Beyond the task of simply re-creating analog archives in digital environments, the VLLC seeks to test in new ways Thomas Carlyle’s observation in his essay “On History” (1830) that “Social Life is the aggregate of all the individual . . . Lives who constitute history; History is the essence of innumerable Biographies.” Admitting the impossibility of achieving a complete reading of the “Prophetic Manuscript” of the past, Carlyle calls on historians to render at least a “poor approximation” of it. The digital revolution has created fresh possibilities for understanding human experience. A distinctly new “approximation” can now be realized by representing the Victorian past as an interconnected web of personal letters, diaries, journals, and notebooks. The VLLC intends to create a new generation of scholarly digital editions that will highlight the complex interaction between private lives and public personas in Victorian society. Four archives—each with unique qualities as well as overlapping attributes—have been chosen to illustrate this dynamic interplay between Victorian interiors and exteriors.
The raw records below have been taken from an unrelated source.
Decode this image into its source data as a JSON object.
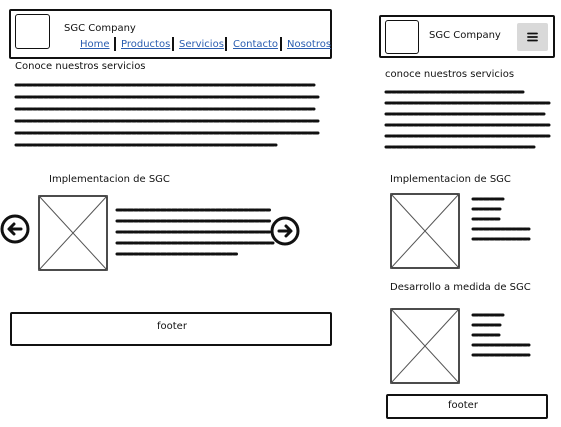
{
  "desktop": {
    "header": {
      "company_name": "SGC Company",
      "nav": [
        "Home",
        "Productos",
        "Servicios",
        "Contacto",
        "Nosotros"
      ]
    },
    "services_title": "Conoce nuestros servicios",
    "feature_title": "Implementacion de SGC",
    "footer": "footer",
    "icons": {
      "prev": "arrow-left-circle-icon",
      "next": "arrow-right-circle-icon",
      "logo": "logo-placeholder",
      "image": "image-placeholder"
    }
  },
  "mobile": {
    "header": {
      "company_name": "SGC Company",
      "menu_icon": "hamburger-menu-icon"
    },
    "services_title": "conoce nuestros servicios",
    "features": [
      {
        "title": "Implementacion de SGC"
      },
      {
        "title": "Desarrollo a medida de SGC"
      }
    ],
    "footer": "footer"
  },
  "colors": {
    "link": "#2a5db0",
    "stroke": "#111111",
    "menu_button_bg": "#d9d9d9"
  }
}
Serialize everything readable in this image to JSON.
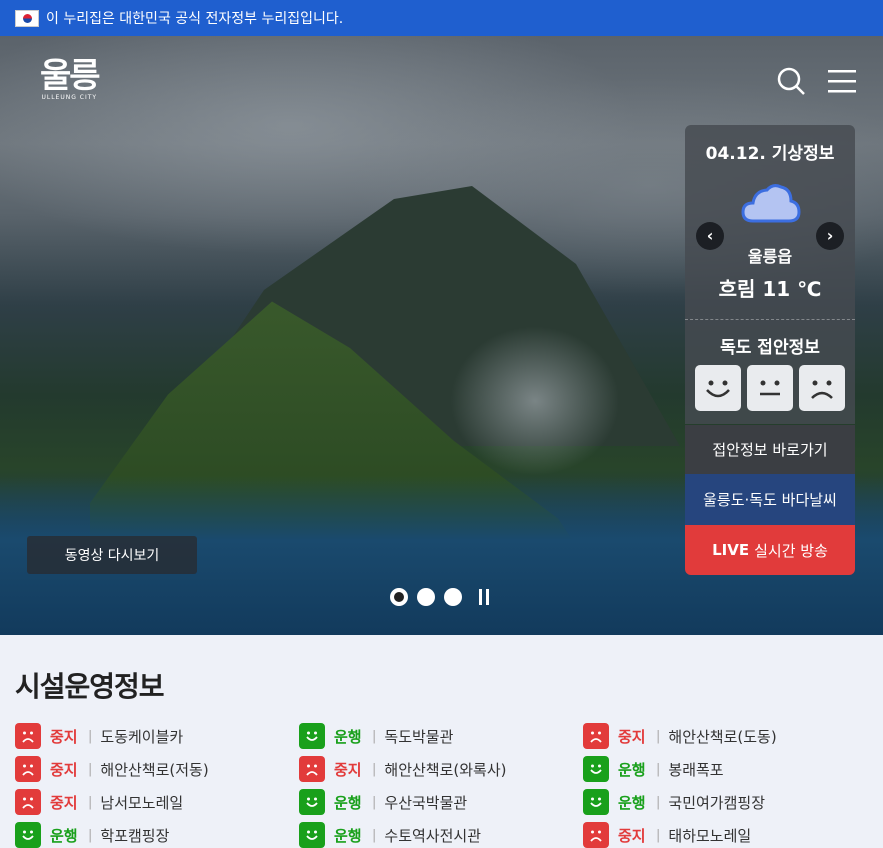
{
  "govbar": {
    "text": "이 누리집은 대한민국 공식 전자정부 누리집입니다."
  },
  "logo": {
    "main": "울릉",
    "sub": "ULLEUNG CITY"
  },
  "weather": {
    "title": "04.12. 기상정보",
    "prev": "‹",
    "next": "›",
    "location": "울릉읍",
    "condition_temp": "흐림 11 ℃",
    "dokdo_title": "독도 접안정보",
    "faces": [
      "good",
      "normal",
      "bad"
    ]
  },
  "buttons": {
    "docking": "접안정보 바로가기",
    "sea_weather": "울릉도·독도 바다날씨",
    "live_prefix": "LIVE",
    "live_label": "실시간 방송"
  },
  "hero": {
    "replay": "동영상 다시보기",
    "slides": 3,
    "active_slide": 1
  },
  "facilities": {
    "title": "시설운영정보",
    "items": [
      {
        "status": "중지",
        "state": "stop",
        "name": "도동케이블카"
      },
      {
        "status": "운행",
        "state": "run",
        "name": "독도박물관"
      },
      {
        "status": "중지",
        "state": "stop",
        "name": "해안산책로(도동)"
      },
      {
        "status": "중지",
        "state": "stop",
        "name": "해안산책로(저동)"
      },
      {
        "status": "중지",
        "state": "stop",
        "name": "해안산책로(와록사)"
      },
      {
        "status": "운행",
        "state": "run",
        "name": "봉래폭포"
      },
      {
        "status": "중지",
        "state": "stop",
        "name": "남서모노레일"
      },
      {
        "status": "운행",
        "state": "run",
        "name": "우산국박물관"
      },
      {
        "status": "운행",
        "state": "run",
        "name": "국민여가캠핑장"
      },
      {
        "status": "운행",
        "state": "run",
        "name": "학포캠핑장"
      },
      {
        "status": "운행",
        "state": "run",
        "name": "수토역사전시관"
      },
      {
        "status": "중지",
        "state": "stop",
        "name": "태하모노레일"
      }
    ]
  },
  "colors": {
    "govbar": "#1f5fcf",
    "stop": "#e23b3b",
    "run": "#19a01b",
    "live": "#e13b3b",
    "sea": "#26457e"
  }
}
The Four Founding Archives

The inspiration and model for the VLLC is the ongoing open-access Carlyle Letters Online (CLO; (http://carlyleletters.dukejournals.org/) published by Duke University Press and supported by the National Endowment of the Humanities since 2007. This collection, which comprises over 7,000 letters, provides an intimate account of the Victorian era from the vantage point of two of its most fiercely individualistic inhabitants. The Carlyle letters will be joined by three other archives, none of which has been published either digitally or in print: William Ewart Gladstone’s papers and personal correspondence, held by Gladstone’s Library in Hawarden, Wales; John Ruskin’s diary-notebooks, held by the Ruskin Library and Research Centre at the University of Lancaster; and the diary notebooks of Michael Field, held by the British Library at St. Pancras. The individual home pages, available via the “VLLC Sites” button in the header, provide more complete information.

“Rooms with a View”

The VLLC was founded upon the conviction that, in the words of G. M. Young, the “real central theme of history is not what happened, but what people felt about it when it was happening.” The first four archives of the VLLC constitute a first step in an evolutionary and organic process. As the framework of the VLLC expands, new archives of both well and lesser known figures will be added, including art and social critics, politicians, activists, poets, novelists, dramatists, aesthetes, and reformers. VLLC users will have the opportunity to engage with both notable and obscure archives, many of which have been hidden or ignored. Personal folders and other features will enable them to conceive, create, and organize archives by saving content to personal folders, giving them their own “rooms with a view.”

A Chelsea Interior (1857), by Robert Scott Tait - Courtesy of Carlyle’s House, Chelsea, and the National Trust (http://www.nationaltrust.org.uk/carlyles-house/).

John Ruskin in His Study at Brantwood, Dawn, 1882, watercolor by W. G. Collingwood; by kind permission of The Ruskin Museum, Coniston, Cumbria, LA21 8DU, UK; www.ruskinmuseum.com

Gladstone’s Library, Hawarden Wales © 2014.

Michael Field’s study at Reigate (c. 1890-98): reproduced by kind permission of the copyright holders, Leonie Sturge-Moore and Charmian O'Neil, and The Bodleian Libraries, The University of Oxford (MS. Eng. misc. c. 304, fol. 22).